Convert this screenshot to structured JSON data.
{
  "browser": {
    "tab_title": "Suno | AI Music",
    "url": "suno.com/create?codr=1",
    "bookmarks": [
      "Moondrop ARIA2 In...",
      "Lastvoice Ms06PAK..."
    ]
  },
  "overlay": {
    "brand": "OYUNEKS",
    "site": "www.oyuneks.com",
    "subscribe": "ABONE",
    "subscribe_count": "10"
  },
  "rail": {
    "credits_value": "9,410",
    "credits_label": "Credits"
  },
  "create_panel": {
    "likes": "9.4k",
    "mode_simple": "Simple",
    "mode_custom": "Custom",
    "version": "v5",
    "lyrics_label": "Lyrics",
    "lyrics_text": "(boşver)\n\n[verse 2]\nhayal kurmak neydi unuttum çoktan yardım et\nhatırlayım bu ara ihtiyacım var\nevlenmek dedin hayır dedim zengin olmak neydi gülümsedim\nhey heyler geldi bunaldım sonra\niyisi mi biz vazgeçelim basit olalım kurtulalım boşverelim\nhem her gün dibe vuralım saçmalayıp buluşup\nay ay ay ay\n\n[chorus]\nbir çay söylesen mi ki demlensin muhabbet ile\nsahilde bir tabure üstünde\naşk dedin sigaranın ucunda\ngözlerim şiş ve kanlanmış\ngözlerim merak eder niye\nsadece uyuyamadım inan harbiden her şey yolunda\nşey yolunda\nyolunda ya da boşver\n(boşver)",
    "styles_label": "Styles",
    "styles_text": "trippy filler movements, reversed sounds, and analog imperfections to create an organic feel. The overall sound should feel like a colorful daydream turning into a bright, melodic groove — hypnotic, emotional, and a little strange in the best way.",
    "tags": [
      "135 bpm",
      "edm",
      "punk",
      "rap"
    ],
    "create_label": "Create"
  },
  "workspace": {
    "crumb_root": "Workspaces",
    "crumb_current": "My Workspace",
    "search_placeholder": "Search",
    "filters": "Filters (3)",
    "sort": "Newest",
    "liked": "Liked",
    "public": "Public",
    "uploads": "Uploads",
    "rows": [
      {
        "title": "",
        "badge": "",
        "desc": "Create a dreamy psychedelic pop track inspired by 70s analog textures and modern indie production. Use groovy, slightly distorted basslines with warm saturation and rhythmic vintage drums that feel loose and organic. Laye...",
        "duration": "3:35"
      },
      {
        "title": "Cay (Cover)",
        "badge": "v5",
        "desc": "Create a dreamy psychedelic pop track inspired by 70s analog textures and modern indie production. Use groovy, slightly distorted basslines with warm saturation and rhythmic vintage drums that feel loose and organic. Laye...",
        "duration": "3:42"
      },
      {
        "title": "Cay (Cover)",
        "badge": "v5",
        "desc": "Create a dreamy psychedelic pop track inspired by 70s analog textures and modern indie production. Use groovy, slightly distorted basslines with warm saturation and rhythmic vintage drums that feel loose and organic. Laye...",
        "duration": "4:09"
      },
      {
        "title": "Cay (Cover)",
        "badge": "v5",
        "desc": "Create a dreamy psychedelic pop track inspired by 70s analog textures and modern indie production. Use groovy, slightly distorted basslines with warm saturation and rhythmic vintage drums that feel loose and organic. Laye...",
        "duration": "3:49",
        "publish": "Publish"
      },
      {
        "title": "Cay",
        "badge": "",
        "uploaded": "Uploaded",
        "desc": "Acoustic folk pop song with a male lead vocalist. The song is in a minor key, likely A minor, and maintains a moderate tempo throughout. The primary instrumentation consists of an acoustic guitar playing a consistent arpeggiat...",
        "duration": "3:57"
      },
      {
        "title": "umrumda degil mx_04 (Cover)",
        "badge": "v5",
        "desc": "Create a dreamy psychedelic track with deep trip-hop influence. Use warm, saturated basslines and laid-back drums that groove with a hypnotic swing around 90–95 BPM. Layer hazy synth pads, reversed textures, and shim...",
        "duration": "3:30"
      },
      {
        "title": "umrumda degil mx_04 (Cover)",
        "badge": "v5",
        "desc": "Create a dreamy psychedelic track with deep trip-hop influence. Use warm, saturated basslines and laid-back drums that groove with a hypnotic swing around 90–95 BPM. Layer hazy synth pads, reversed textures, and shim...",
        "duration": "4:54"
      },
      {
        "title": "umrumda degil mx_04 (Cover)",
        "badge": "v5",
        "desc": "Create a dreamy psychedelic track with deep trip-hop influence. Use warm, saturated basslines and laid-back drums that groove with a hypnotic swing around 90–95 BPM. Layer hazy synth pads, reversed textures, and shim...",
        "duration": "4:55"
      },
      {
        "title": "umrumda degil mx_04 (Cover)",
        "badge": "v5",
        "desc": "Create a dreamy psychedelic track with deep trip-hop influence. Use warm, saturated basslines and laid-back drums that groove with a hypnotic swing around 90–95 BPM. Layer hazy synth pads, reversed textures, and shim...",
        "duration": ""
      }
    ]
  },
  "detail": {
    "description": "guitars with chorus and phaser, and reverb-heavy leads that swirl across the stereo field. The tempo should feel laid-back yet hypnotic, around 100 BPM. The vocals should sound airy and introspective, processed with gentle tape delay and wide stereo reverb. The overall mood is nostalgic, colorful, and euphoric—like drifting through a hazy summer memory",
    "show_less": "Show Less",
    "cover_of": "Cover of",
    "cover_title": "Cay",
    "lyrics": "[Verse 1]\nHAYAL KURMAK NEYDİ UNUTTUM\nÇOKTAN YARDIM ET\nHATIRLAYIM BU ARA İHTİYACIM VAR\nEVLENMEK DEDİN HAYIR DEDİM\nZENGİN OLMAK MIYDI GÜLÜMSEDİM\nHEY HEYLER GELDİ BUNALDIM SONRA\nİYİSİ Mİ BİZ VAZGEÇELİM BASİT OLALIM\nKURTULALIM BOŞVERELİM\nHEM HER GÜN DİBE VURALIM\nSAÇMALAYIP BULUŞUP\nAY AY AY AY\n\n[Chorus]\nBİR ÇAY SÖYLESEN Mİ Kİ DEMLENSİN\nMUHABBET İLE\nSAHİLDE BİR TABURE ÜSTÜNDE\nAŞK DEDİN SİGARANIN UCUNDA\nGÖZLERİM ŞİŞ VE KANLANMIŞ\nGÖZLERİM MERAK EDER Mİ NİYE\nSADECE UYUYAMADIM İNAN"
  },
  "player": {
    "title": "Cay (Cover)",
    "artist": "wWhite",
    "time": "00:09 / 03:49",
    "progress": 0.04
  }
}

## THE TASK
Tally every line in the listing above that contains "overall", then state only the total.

## SOLVED EXERCISE
2